There aren’t many in football with as much integrity as Ernie Merrick and he leaves the Phoenix having done a fantastic job.
The emotion was clear at his farewell presser yesterday.
Co-interim coach Chris Greenacre spoke of Merrick always putting the team first, and skipper Andrew Durante relayed how Glen Moss had said “this one’s on us boys” after Merrick dropped his bombshell to the players following the Adelaide loss.
But for all his goodwill and excellent intentions, Merrick came up short on the pitch. He has fallen on his sword in as noble a way as possible, and a huge task awaits whoever takes control.
The Phoenix squad is very good.
Kosta Barbarouses, Gui Finkler and Roy Krishna is a fearsome attacking trio, and Roly Bonevacia could be one of the best in the league if he showed his ability week-in, week-out.
Moss and Durante are seasoned campaigners, while the young NPL graduates Jacob Tratt and Adam Parkhouse have blossomed with regular top-level football.
For some reason – and it appears even Merrick couldn’t pinpoint why – it just hasn’t happened this season.
They are at rock bottom.
This is exactly what the club didn’t need after the community rallied to “save the Nix” last season.
The FFA’s famous “metrics” will come into play again when they review the long-term future of the club, particularly with expansion slated for 2018-19.
Has Wellington ticked the boxes?
Crowds are average, results are poor. For the Phoenix to receive the boost it needs to justify (in the FFA’s eyes anyway) their position in the competition, they need to be winning football games.
As with any side, the crowds will flock and everyone will be in a better position to negotiate a better television deal.
But the FFA feels no civic duty to keep a team across the ditch. Not like places such as Newcastle and the Central Coast, who appear to be immune from the same “metrics” applied to our friends from Wellington.
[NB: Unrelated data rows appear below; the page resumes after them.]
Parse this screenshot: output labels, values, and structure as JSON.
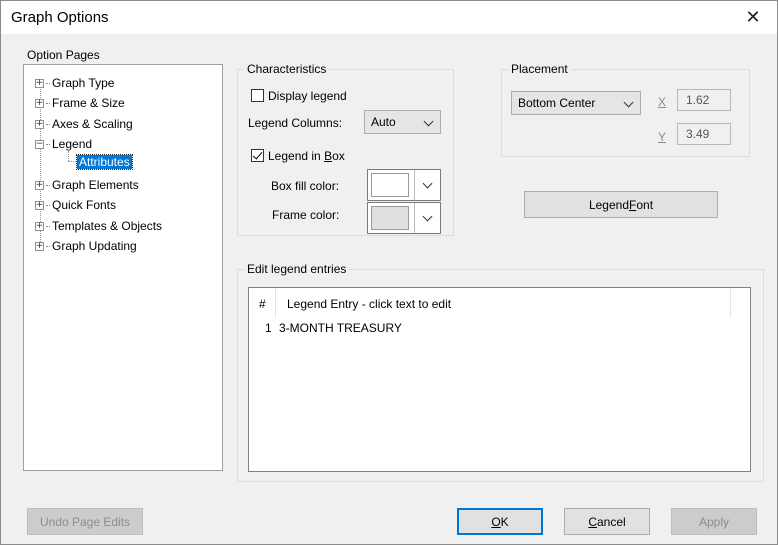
{
  "window": {
    "title": "Graph Options",
    "close_glyph": "✕"
  },
  "option_pages": {
    "label": "Option Pages",
    "items": [
      {
        "label": "Graph Type",
        "expander": "+"
      },
      {
        "label": "Frame & Size",
        "expander": "+"
      },
      {
        "label": "Axes & Scaling",
        "expander": "+"
      },
      {
        "label": "Legend",
        "expander": "−"
      },
      {
        "label": "Attributes",
        "selected": true
      },
      {
        "label": "Graph Elements",
        "expander": "+"
      },
      {
        "label": "Quick Fonts",
        "expander": "+"
      },
      {
        "label": "Templates & Objects",
        "expander": "+"
      },
      {
        "label": "Graph Updating",
        "expander": "+"
      }
    ]
  },
  "characteristics": {
    "title": "Characteristics",
    "display_legend": {
      "label": "Display legend",
      "checked": false
    },
    "legend_columns": {
      "label": "Legend Columns:",
      "value": "Auto"
    },
    "legend_in_box": {
      "label_pre": "Legend in ",
      "label_ul": "B",
      "label_post": "ox",
      "checked": true
    },
    "box_fill_color": {
      "label": "Box fill color:",
      "color": "#ffffff"
    },
    "frame_color": {
      "label": "Frame color:",
      "color": "#e0e0e0"
    }
  },
  "placement": {
    "title": "Placement",
    "position": "Bottom Center",
    "x_label": "X",
    "x_value": "1.62",
    "y_label": "Y",
    "y_value": "3.49"
  },
  "legend_font_button": {
    "label_pre": "Legend ",
    "label_ul": "F",
    "label_post": "ont"
  },
  "edit_entries": {
    "title": "Edit legend entries",
    "columns": [
      "#",
      "Legend Entry -  click text to edit"
    ],
    "rows": [
      {
        "num": "1",
        "entry": "3-MONTH TREASURY"
      }
    ]
  },
  "buttons": {
    "undo": "Undo Page Edits",
    "ok_ul": "O",
    "ok_post": "K",
    "cancel_ul": "C",
    "cancel_post": "ancel",
    "apply": "Apply"
  },
  "colors": {
    "selection": "#0078d7",
    "default_button_border": "#0078d7"
  }
}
Whether you agree with the FFA’s stance or not, that’s how it is and that’s how Wellington’s “contribution” to the A-League will be measured.
There’s plenty of time to turn things around and Merrick’s decision to walk out could well be the catalyst for fresh vision, impetus, and some new ideas to get the best out of a quality squad.
But his successor must come to the table armed with these ideas and ready to make his mark on the squad and the league.
There was much talk about the future of football in Wellington yesterday and about how the Phoenix are making great strides in youth development and the promotion of Kiwi talent.
I’m all for the Nix, a pathway in New Zealand football should exist, and they’re also one of the few clubs to take a punt on Australian NPL talent.
But it’s also clear that the FFA aren’t fans.
So the new boss needs to turn things around quickly and start producing some good looking “metrics”.
The future of the club depends on it.